Freedom of Expression

Jordan B. - LLI Toledo

Imagine if you were restricted on everything  you said. Whether that be to friends ,family, or even on social media (all outside of school). While this might not  be exactly the case, many high schools are limiting students rights outside of school, which is totally unacceptable. Students should not be punished in school for what they say outside of school, and outside of school boundaries or property.

Students should be able to express their first amendment rights (freedom of speech) whether that be through art, music, or the clothes they wear. Instead, they are being suspended or expelled just because the schools don’t like what they’re saying or the language they’re using.

At one school, senior Taylor Bell “composed, sang, and recorded a rap song which he published for over 1,300 friends”(google scholar). He wrote this song ”criticizing two coaches at school- Coach Wildmon and Coach Rainey - alleging  both of them had improper contact with female students”(google scholar). Though his language might not have been considered mild to the school, he was trying to do a good thing and expose two coaches at his school for their inappropriate behavior, and express how he felt about it. This behavior includes looking down their skirts and other things that an adult, let alone a teacher, should not be doing with a teenager. But instead of talking to Taylor about the behavior of the coaches, he was suspended for exercising his right to freedom of speech outside of school property or school events.

This is not the first case of this injustice and it won’t be the last. In 1986 a student was suspended for speech that was deemed offensively lewd and obscene under the school’s rules (Tinker v. Des Moines, referencing Bethel School Distrcit v. Fraser). If the same speech was outside the school environment the student could not have been penalized. The US  supreme court upheld the suspension of a high school senior and ruled that the first Amendment did not prevent the school district from disciplining him saying that this student used this language at school-  he wouldn’t have been if he said it outside of school. This proves that what Taylor Bell said about those coaches outside of school was not enough for him to be punished, and he was protected by the first Amendment.

What’s next? Are they going to start suspending people for drawings, or paintings, or memes?

 For instance, what if a teenager was at home just joking around and he made a picture of someone shooting the principle 20 times with a pistol, then him getting up, and getting ran over by a stampede of animals? He wasn’t trying to be mean to the principal, it didn’t affect the principal’s life in any way, and he did it at home. The kids at school might have laughed at him behind his back, but it didn’t cause any disruptions in the classroom. The teenager was protected by freedom of speech because he did it at home, he wasn’t at school or at a school related event, it didn’t cause any disruptions, and the principal’s life wasn’t affected. Does the student deserve to be suspended for a simple joke. The school board might say it was inappropriate and because it embarrassed the principal the kid should be suspended, but the fact of the matter is, it was well within his rights.

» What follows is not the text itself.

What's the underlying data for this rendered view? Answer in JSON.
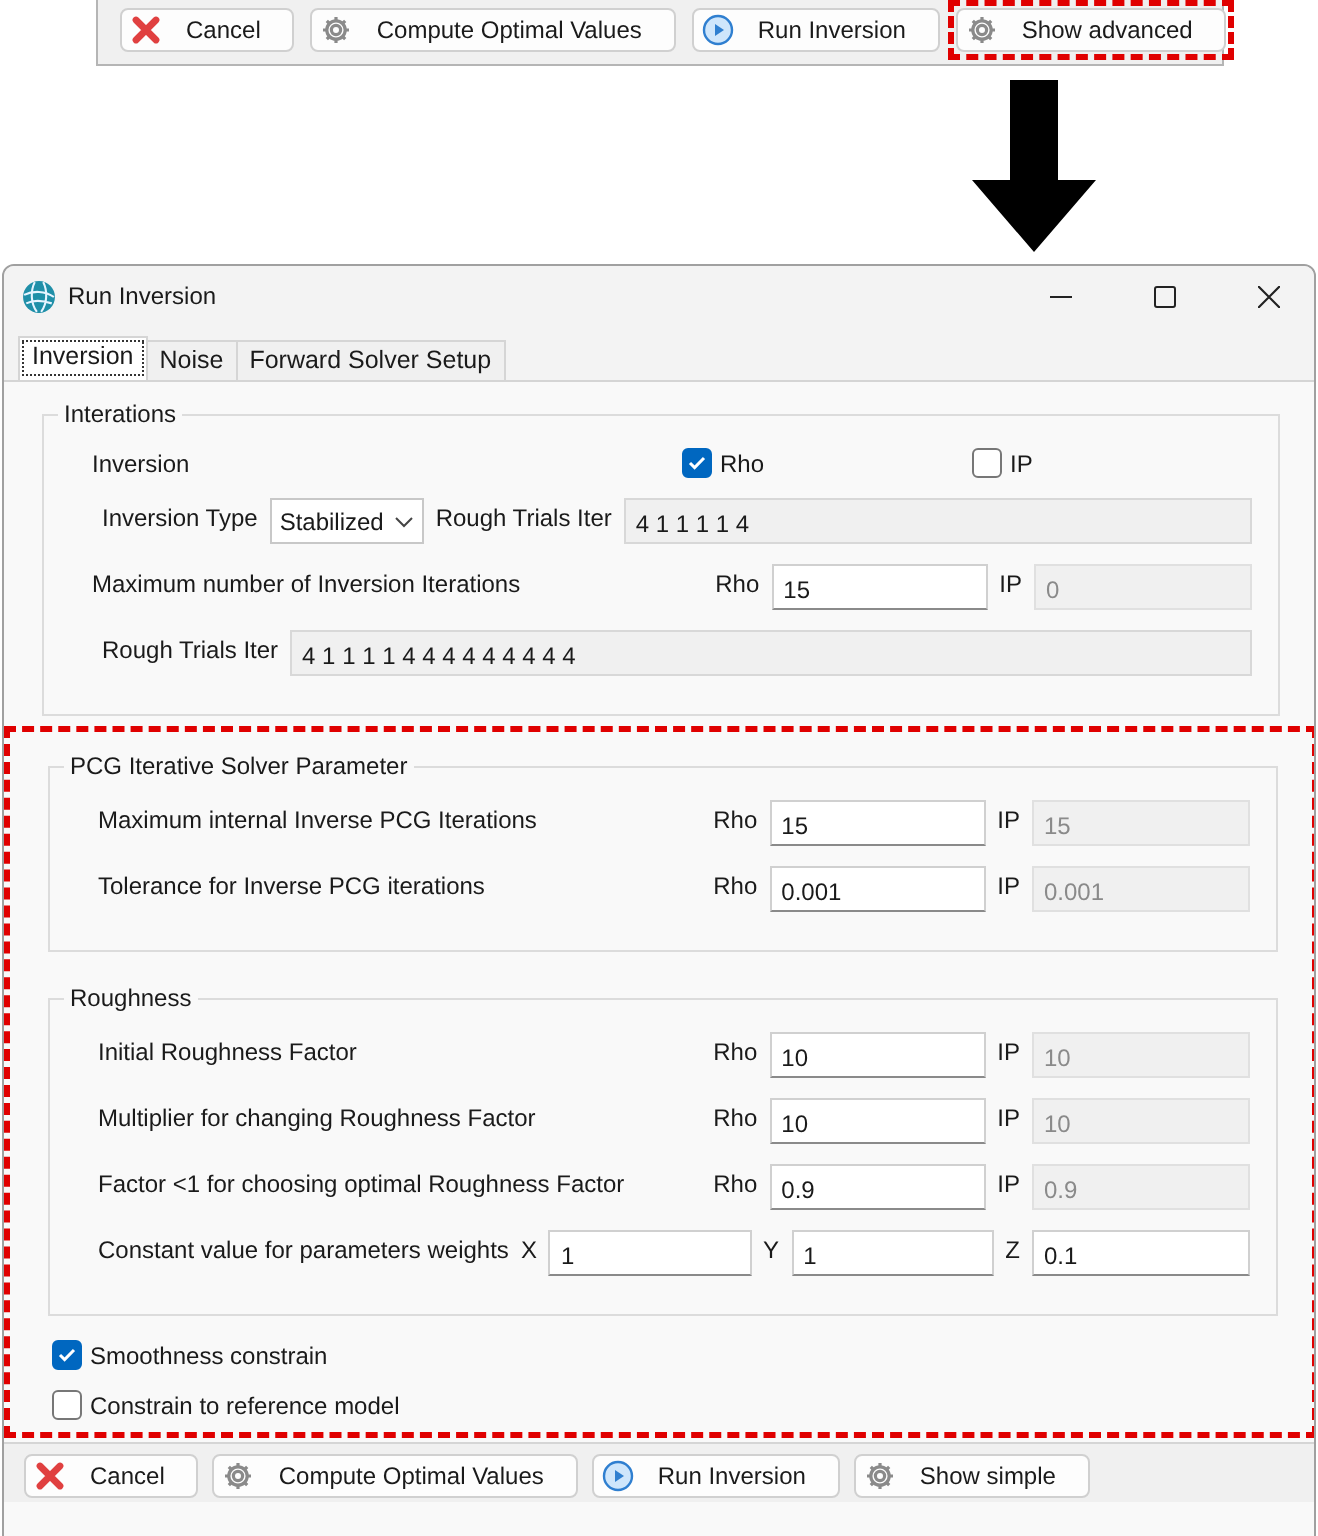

To sum up, even if you consider something someone made to be inappropriate, if it is within the boundaries of the things mentioned above, it is protected by the first amendment. After all, is it really okay to suspend a kid over a picture used as a joke? What if the roles were reversed and this was you- would you really say that it was worth suspending over?

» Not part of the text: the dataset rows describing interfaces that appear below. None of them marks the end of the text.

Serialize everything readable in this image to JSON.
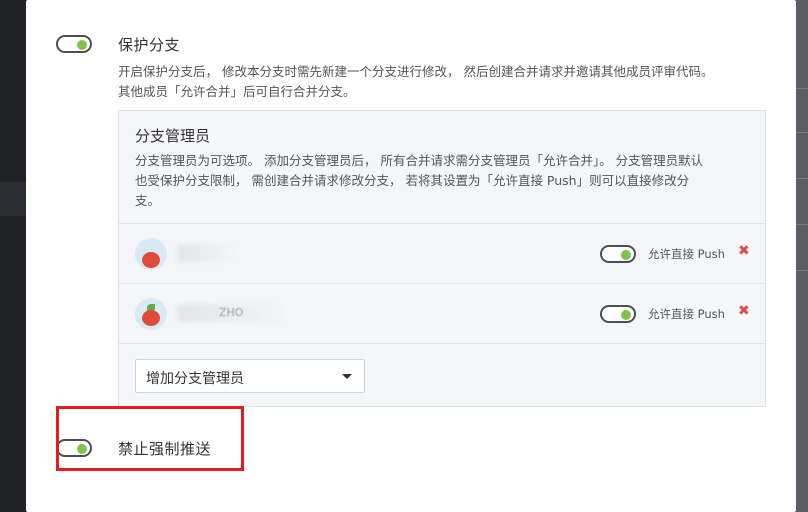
{
  "protect_branch": {
    "title": "保护分支",
    "enabled": true,
    "description_line1": "开启保护分支后， 修改本分支时需先新建一个分支进行修改， 然后创建合并请求并邀请其他成员评审代码。",
    "description_line2": "其他成员「允许合并」后可自行合并分支。"
  },
  "branch_admins": {
    "title": "分支管理员",
    "description_line1": "分支管理员为可选项。 添加分支管理员后， 所有合并请求需分支管理员「允许合并」。 分支管理员默认",
    "description_line2": "也受保护分支限制， 需创建合并请求修改分支， 若将其设置为「允许直接 Push」则可以直接修改分",
    "description_line3": "支。",
    "members": [
      {
        "name": "",
        "allow_push_label": "允许直接 Push",
        "allow_push": true,
        "remove_icon": "close-icon"
      },
      {
        "name": "ZHO",
        "allow_push_label": "允许直接 Push",
        "allow_push": true,
        "remove_icon": "close-icon"
      }
    ],
    "add_select": {
      "selected": "增加分支管理员"
    }
  },
  "force_push": {
    "title": "禁止强制推送",
    "enabled": true
  },
  "colors": {
    "toggle_on": "#7ec34a",
    "remove": "#e14b4b",
    "highlight": "#e01f1f"
  }
}
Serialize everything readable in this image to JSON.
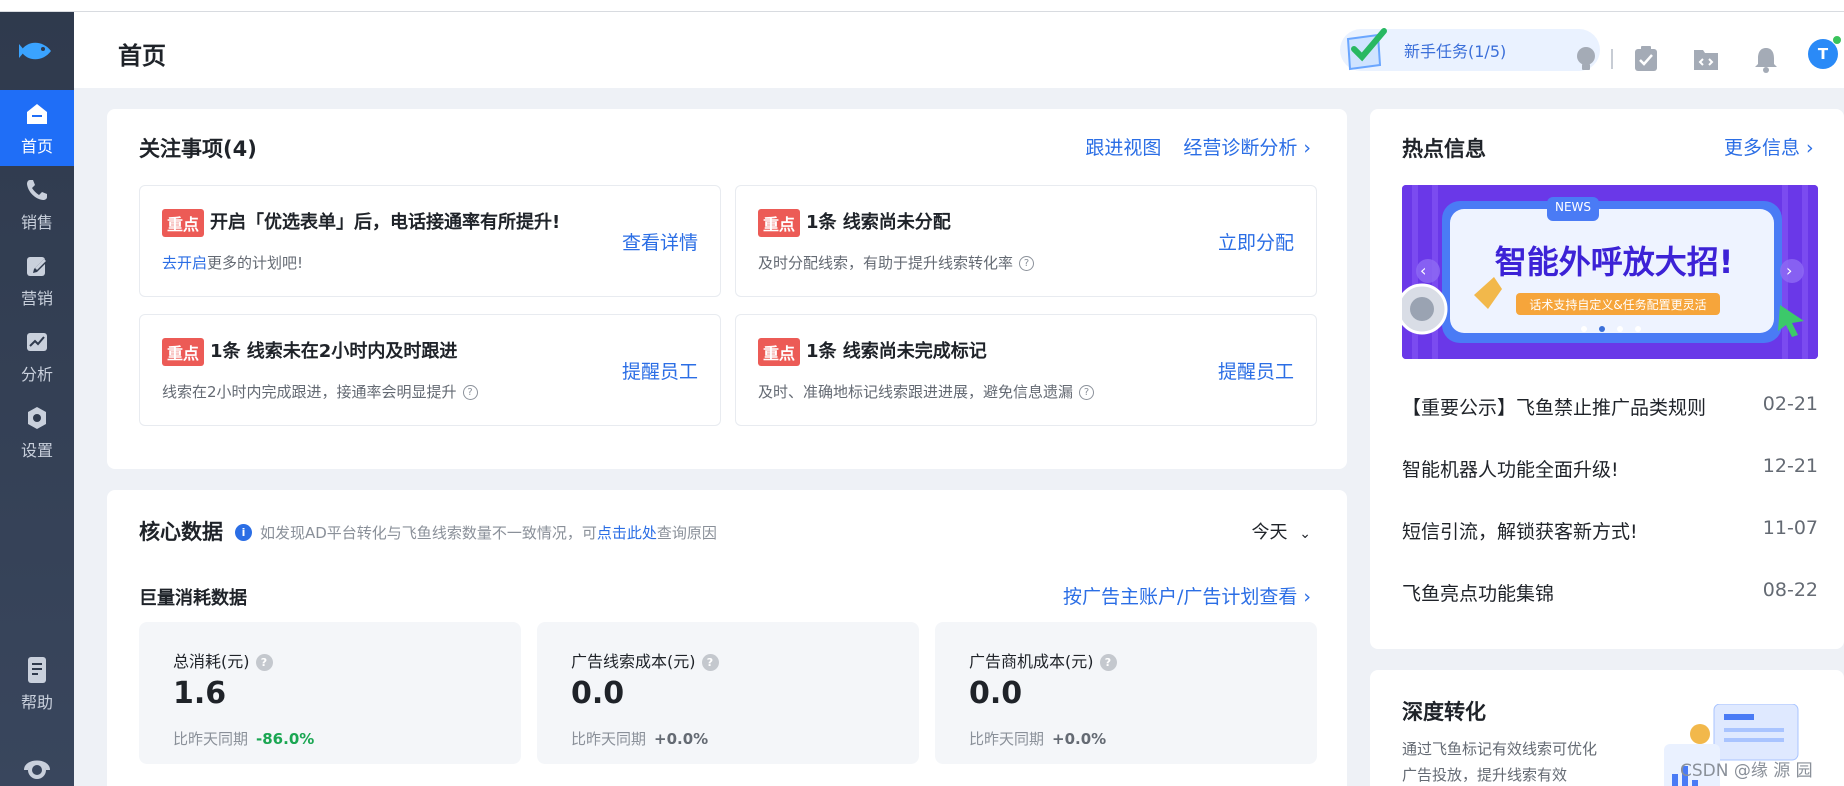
{
  "sidebar": {
    "items": [
      {
        "label": "首页",
        "icon": "home-icon",
        "active": true
      },
      {
        "label": "销售",
        "icon": "phone-icon",
        "active": false
      },
      {
        "label": "营销",
        "icon": "edit-icon",
        "active": false
      },
      {
        "label": "分析",
        "icon": "chart-icon",
        "active": false
      },
      {
        "label": "设置",
        "icon": "settings-icon",
        "active": false
      }
    ],
    "help_label": "帮助"
  },
  "header": {
    "title": "首页",
    "task_label": "新手任务(1/5)"
  },
  "focus": {
    "title": "关注事项(4)",
    "link_follow": "跟进视图",
    "link_diag": "经营诊断分析 ›",
    "items": [
      {
        "tag": "重点",
        "title": "开启「优选表单」后，电话接通率有所提升!",
        "sub_link": "去开启",
        "sub": "更多的计划吧!",
        "action": "查看详情"
      },
      {
        "tag": "重点",
        "title": "1条 线索尚未分配",
        "sub_link": "",
        "sub": "及时分配线索，有助于提升线索转化率",
        "action": "立即分配"
      },
      {
        "tag": "重点",
        "title": "1条 线索未在2小时内及时跟进",
        "sub_link": "",
        "sub": "线索在2小时内完成跟进，接通率会明显提升",
        "action": "提醒员工"
      },
      {
        "tag": "重点",
        "title": "1条 线索尚未完成标记",
        "sub_link": "",
        "sub": "及时、准确地标记线索跟进进展，避免信息遗漏",
        "action": "提醒员工"
      }
    ]
  },
  "core": {
    "title": "核心数据",
    "note_pre": "如发现AD平台转化与飞鱼线索数量不一致情况，可",
    "note_link": "点击此处",
    "note_post": "查询原因",
    "range": "今天",
    "section_title": "巨量消耗数据",
    "section_link": "按广告主账户/广告计划查看 ›",
    "metrics": [
      {
        "label": "总消耗(元)",
        "value": "1.6",
        "compare_label": "比昨天同期",
        "compare_value": "-86.0%",
        "compare_color": "#1aa652"
      },
      {
        "label": "广告线索成本(元)",
        "value": "0.0",
        "compare_label": "比昨天同期",
        "compare_value": "+0.0%",
        "compare_color": "#646a73"
      },
      {
        "label": "广告商机成本(元)",
        "value": "0.0",
        "compare_label": "比昨天同期",
        "compare_value": "+0.0%",
        "compare_color": "#646a73"
      }
    ]
  },
  "hot": {
    "title": "热点信息",
    "more": "更多信息 ›",
    "banner_tag": "NEWS",
    "banner_title": "智能外呼放大招!",
    "banner_sub": "话术支持自定义&任务配置更灵活",
    "news": [
      {
        "title": "【重要公示】飞鱼禁止推广品类规则",
        "date": "02-21"
      },
      {
        "title": "智能机器人功能全面升级!",
        "date": "12-21"
      },
      {
        "title": "短信引流，解锁获客新方式!",
        "date": "11-07"
      },
      {
        "title": "飞鱼亮点功能集锦",
        "date": "08-22"
      }
    ]
  },
  "deep": {
    "title": "深度转化",
    "desc": "通过飞鱼标记有效线索可优化广告投放，提升线索有效"
  },
  "watermark": "CSDN @缘 源 园"
}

Sources Considered:

  • Bell v. Itawamba Cty. Sch. Bd., 859 F. Supp. 2d 834, 836 (N.D. Miss. 2012).
  • Wallenstein, Andrew. "The Hip-Hop Case the Supreme Court Should Reject." Web blog post. Variety. 22 Feb. 2016. 
  • Liptak, Adam. "Hip Hop Stars Support Mississippi Rapper in First Amendment Case." Web blog post. Sidebar. The New York Times Company, 20 Dec. 2015. 
  • Stern, Mark, J. "Judges Have No Idea What to Do About Student Speech on the Internet." Web blog post. Future Tense. Slate, 18 Feb. 2016.  
  • Crowley, Brian. "Supreme Court Refuses to Provide Clarity on Discipline for Off-Campus, Online Student Speech." Web blog post. Education Law Insights. Lexology, 29 February 2016. 
  • "School was Right to Expel Student Over Violent Poetry." eSchoolNews. Eschool Media Sites. 1 Aug. 2001.